In this month's issue of Insurance Adviser, Dianne Phelan discusses changes to the NIBA Board and the value and future of broking.
Appointed at the mid-point of Australia’s worst COVID-19 related restrictions in February 2021, which impacted brokers and their clients across the board, and during a seemingly entrenched hard insurance market, NIBA President Di Phelan could be forgiven for thinking the challenges facing insurance brokers could not get any greater.
“It was certainly a busy year,” Di recalls. “We had some critical projects, which have now come to fruition, but the many hurdles and barriers all brokers have had to face means a changing agenda is now the norm.”
One of Di’s first ‘big ticket items’ on becoming President was finding a replacement for long-serving NIBA Chief Executive Officer Dallas Booth. “This was a daunting task and certainly not one I completed alone,” she says. “The subcommittee charged with the responsibility embarked on an extensive process which led to the appointment of Philip Kewin and the Board is delighted with the smooth transition that ensued – a credit to both Dallas and Phil. The experience Phil brings to the role means that he has been able to hit the ground running since taking over from Dallas in November and I could not have hoped for a better outcome.’’
With the new 2022 Insurance Brokers Code of Practice, which was launched on 1 March coming into effect on 1 November, Di urges brokers to engage with the implementation guidance and support NIBA has put in place to ensure compliance.

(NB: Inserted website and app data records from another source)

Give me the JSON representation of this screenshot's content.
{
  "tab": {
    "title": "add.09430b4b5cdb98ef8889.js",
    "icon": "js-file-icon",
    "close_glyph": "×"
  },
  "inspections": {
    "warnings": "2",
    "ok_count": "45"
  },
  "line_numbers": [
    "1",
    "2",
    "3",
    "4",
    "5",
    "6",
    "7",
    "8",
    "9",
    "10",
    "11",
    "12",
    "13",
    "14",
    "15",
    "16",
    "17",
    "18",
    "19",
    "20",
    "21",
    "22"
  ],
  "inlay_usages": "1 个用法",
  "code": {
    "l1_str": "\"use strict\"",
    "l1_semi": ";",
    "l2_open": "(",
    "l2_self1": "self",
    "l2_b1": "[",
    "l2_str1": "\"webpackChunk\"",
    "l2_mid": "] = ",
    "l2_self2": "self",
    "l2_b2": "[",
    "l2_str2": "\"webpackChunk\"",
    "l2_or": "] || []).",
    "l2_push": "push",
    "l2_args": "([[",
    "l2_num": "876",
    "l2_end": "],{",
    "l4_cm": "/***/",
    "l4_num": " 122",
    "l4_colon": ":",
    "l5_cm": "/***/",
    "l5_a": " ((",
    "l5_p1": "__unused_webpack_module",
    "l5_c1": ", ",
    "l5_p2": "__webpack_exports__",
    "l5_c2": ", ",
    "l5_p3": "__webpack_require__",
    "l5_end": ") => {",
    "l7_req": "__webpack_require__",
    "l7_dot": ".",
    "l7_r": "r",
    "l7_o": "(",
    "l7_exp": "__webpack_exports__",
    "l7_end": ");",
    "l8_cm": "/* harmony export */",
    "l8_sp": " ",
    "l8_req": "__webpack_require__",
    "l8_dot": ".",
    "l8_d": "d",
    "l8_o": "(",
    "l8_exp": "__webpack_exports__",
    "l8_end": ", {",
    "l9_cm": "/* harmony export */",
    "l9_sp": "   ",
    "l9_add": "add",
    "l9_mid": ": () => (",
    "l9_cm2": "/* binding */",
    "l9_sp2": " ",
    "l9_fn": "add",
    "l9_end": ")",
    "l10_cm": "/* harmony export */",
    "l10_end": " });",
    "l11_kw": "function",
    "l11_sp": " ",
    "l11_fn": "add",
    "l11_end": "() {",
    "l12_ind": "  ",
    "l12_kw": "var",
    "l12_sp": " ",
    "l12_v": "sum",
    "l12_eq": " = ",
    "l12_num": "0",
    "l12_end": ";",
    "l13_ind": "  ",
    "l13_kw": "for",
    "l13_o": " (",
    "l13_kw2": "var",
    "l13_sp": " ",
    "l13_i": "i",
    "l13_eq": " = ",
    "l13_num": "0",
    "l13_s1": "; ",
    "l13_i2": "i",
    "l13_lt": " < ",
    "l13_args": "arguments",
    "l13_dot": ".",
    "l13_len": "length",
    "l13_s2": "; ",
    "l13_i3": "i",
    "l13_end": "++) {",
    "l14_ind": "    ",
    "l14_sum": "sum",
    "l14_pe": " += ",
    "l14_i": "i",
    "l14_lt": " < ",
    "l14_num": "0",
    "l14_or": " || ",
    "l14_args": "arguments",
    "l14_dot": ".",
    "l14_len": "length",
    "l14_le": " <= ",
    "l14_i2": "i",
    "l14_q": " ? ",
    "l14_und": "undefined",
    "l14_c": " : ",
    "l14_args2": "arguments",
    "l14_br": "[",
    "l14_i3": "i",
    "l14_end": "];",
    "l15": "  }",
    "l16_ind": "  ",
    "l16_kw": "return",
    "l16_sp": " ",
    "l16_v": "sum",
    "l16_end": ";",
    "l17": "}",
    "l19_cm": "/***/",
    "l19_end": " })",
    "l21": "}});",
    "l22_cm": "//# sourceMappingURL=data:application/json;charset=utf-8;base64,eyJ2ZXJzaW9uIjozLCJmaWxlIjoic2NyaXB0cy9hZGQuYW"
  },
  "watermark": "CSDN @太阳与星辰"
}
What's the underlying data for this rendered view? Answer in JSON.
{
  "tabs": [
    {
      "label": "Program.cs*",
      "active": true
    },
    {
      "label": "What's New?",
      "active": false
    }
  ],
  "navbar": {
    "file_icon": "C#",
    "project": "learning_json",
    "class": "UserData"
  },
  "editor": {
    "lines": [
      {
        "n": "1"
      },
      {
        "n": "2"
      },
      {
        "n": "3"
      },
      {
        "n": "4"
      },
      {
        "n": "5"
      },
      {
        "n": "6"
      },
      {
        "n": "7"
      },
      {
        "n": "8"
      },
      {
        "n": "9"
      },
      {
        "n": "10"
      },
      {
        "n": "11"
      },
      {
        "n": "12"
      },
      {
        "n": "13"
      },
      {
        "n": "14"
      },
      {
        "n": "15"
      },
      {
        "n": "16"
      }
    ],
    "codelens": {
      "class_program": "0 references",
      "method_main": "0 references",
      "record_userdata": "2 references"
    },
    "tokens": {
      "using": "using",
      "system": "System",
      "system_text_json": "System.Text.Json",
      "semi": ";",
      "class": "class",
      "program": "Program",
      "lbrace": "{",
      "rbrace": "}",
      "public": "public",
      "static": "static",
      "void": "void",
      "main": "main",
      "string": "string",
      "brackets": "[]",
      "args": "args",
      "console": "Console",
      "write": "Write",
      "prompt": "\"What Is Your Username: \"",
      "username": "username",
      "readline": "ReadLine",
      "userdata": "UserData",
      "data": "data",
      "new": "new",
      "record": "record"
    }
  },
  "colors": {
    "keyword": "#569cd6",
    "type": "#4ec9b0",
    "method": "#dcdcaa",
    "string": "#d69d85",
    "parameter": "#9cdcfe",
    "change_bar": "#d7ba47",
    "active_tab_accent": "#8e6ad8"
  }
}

The heightened regulatory scrutiny on the industry, however, is just beginning.
“The work NIBA is now undertaking on the Federal Government’s Quality of Advice Review is our next vital project,” Di says. “We need all our members to respond when we seek input and action as the review progresses. Successful outcomes for both projects by the end of the year is certainly a key objective for us.”
Di says the words “resilient and proud” come to mind when she thinks of how brokers responded to the challenges of the pandemic and extreme weather events
“When the pandemic hit, many brokers moved to completely working from home within a few days, while being inundated with client queries,” she says. “Many clients were so scared of losing their businesses overnight and I know there was an immediate reaction of people wanting to cut costs without a thought to the risk involved.
“But brokers maintained their focus on clients and what would help them through this. We should all be so proud of the way brokers went above and beyond and adapted to the change thrust upon them.
“The challenging hard market, which we all continue to experience, just added another layer of difficulty. I’m not just referring to the issues created by a retracting market in some segments and premium increases, but also challenges brokers are facing when claims occur and the difficulty in trying to resolve matters and obtain the best possible outcome.
“In these times, the conversations with clients can be difficult; why has a premium increased so dramatically or why they haven’t been invited to renew their policy when there haven’t been any claims. These discussions take place across the country every day.
“Brokers have had a prolonged period of being the bearers of bad news and shouldering client frustration. They have had to build a level of resilience that might not have been there two years ago. That saying of ‘what doesn’t break you makes you stronger’ is never truer than right now.
“It is heartbreaking to watch the devastation people are going through with the flood emergency, not once but in many cases twice. We might have the best claims team in the world, but that will not be enough to repair the damage in a timely manner when trades and supplies are insufficient to cover the demand. Helping clients to navigate through this time will require even more resilience and I have no doubt that brokers will continue to rise to these challenges.”
To read the full article, please refer to the April issue of Insurance Adviser.